For the fourth quarter of 2020, Travelers reported an underlying combined ratio of 88.7%, a 3.4-point improvement from 92.1% in Q4 2019. The underlying combined ratio strips out prior reserve development and catastrophe losses.
Of the 86.7% combined ratio in Q4 of 2020, there were 1.2 points of net favourable prior year development, while 5.5 points was for catastrophes net of reinsurance. So the combined ratio would have been 1.2 points higher, were it not for favourable prior-year development.
Catastrophes affecting Travelers last year included Hurricane Zeta, which made landfall Oct. 28 in Louisiana.
Travelers officials were asked Jan. 21 about business interruption losses from the COVID-19 pandemic and whether a ruling released Jan. 15 by the Supreme Court of the United Kingdom could have an impact. “Our view on our business interruption exposure remains unchanged,” replied Schnitzer.

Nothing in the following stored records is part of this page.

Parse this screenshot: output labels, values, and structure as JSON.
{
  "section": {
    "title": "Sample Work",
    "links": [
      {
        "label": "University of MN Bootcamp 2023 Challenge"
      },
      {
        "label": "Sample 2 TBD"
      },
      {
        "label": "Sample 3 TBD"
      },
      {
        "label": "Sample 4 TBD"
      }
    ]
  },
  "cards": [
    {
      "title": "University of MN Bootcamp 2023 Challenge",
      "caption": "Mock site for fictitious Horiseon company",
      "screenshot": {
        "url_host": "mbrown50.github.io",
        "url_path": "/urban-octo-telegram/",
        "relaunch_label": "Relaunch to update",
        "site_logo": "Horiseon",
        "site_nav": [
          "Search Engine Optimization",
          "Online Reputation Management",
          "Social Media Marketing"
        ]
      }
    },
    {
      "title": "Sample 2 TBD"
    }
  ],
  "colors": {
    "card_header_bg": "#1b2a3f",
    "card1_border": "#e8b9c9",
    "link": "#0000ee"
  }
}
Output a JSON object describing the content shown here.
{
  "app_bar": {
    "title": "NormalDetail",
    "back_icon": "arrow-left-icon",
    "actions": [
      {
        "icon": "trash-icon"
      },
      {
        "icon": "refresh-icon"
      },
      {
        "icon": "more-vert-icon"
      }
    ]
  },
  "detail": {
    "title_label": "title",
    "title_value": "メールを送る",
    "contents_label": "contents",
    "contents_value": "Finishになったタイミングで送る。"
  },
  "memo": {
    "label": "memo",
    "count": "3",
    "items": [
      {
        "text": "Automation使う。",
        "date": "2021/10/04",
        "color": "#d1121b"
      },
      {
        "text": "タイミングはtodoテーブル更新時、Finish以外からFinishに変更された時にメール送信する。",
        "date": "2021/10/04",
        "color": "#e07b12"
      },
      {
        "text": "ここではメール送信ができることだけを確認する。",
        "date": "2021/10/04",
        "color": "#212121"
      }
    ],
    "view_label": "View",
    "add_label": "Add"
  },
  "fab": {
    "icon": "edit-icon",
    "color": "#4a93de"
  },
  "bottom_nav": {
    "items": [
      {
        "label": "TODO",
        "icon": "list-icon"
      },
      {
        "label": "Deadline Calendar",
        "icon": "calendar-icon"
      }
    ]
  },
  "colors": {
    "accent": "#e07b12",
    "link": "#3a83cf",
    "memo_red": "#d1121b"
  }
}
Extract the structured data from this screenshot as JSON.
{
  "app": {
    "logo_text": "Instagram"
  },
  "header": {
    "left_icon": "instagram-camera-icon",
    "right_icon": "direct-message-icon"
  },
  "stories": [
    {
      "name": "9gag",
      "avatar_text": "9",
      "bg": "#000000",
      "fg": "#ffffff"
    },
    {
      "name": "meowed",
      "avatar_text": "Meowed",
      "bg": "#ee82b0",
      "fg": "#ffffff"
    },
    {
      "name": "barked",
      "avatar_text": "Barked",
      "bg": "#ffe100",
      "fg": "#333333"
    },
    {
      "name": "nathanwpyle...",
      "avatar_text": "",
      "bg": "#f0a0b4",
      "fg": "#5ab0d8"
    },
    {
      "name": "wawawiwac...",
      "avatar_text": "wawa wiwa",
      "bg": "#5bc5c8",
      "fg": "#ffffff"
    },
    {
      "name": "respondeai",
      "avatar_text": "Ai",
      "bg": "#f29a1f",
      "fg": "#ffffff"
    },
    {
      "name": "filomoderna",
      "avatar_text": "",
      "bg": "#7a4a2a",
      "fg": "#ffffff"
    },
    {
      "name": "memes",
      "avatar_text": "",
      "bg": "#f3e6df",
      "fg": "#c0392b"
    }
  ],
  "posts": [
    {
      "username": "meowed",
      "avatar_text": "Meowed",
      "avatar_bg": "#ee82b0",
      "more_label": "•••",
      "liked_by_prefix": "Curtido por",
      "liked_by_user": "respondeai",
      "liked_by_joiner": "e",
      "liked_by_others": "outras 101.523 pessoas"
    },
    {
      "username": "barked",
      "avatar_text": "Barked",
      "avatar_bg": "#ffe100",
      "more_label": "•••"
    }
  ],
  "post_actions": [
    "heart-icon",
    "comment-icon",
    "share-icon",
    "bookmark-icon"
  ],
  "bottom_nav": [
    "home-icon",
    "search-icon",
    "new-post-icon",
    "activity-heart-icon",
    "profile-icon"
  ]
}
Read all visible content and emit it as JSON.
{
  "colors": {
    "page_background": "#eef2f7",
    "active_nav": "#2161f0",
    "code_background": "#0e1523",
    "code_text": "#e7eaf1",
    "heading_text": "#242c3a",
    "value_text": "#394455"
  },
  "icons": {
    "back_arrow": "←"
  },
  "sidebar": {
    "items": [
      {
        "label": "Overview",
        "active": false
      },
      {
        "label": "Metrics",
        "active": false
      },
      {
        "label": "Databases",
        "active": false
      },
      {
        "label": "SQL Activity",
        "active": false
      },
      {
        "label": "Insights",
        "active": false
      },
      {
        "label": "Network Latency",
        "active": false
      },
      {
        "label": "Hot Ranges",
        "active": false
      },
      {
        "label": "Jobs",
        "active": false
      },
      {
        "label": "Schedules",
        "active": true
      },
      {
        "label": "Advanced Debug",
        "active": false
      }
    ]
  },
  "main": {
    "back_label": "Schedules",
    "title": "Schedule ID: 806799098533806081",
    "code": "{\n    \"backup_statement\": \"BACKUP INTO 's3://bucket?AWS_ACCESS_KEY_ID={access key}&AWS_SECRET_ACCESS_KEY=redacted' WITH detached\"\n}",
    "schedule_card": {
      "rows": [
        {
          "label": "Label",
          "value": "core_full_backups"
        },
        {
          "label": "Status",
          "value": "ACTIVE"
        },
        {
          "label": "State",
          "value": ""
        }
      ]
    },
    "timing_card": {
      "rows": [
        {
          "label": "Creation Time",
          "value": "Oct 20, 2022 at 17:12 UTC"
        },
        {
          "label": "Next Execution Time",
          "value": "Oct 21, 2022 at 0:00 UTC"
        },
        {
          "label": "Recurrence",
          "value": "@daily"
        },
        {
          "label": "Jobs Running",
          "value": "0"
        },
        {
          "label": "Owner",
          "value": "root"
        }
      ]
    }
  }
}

In July of 2020, Schnitzer said most Travelers BI policies have virus exclusions and also require losses to be caused by direct physical damage to property from a covered cause of loss.
During the Q2 2020 conference call in July, Schnitzer said Travelers does not expect many BI claims from COVID to actually pay out.
The U.K. Supreme Court decision released Jan. 15 was over a test case launched by the British Financial Conduct Authority. The FCA took eight insurers to court over 21 policy wordings that the insurers said should not cover the COVID-related business interruption losses.
The British court ruling was largely against the insurers with respect to the 21 policy wordings, none of which require physical loss or damage to premises. Instead, those policies cover either BI arising either from a “notifiable disease” within a certain distance of the business, or BI from an action on the part of a government or civil authority preventing access to or use of the premises
“There is nothing in that FCA decision in Europe that has caused us to think any differently about our exposure or the reserves that we put up for it,” Schnitzer said on Jan. 21 of the Travelers business interruption coverages.
Feature image via iStock.com/champc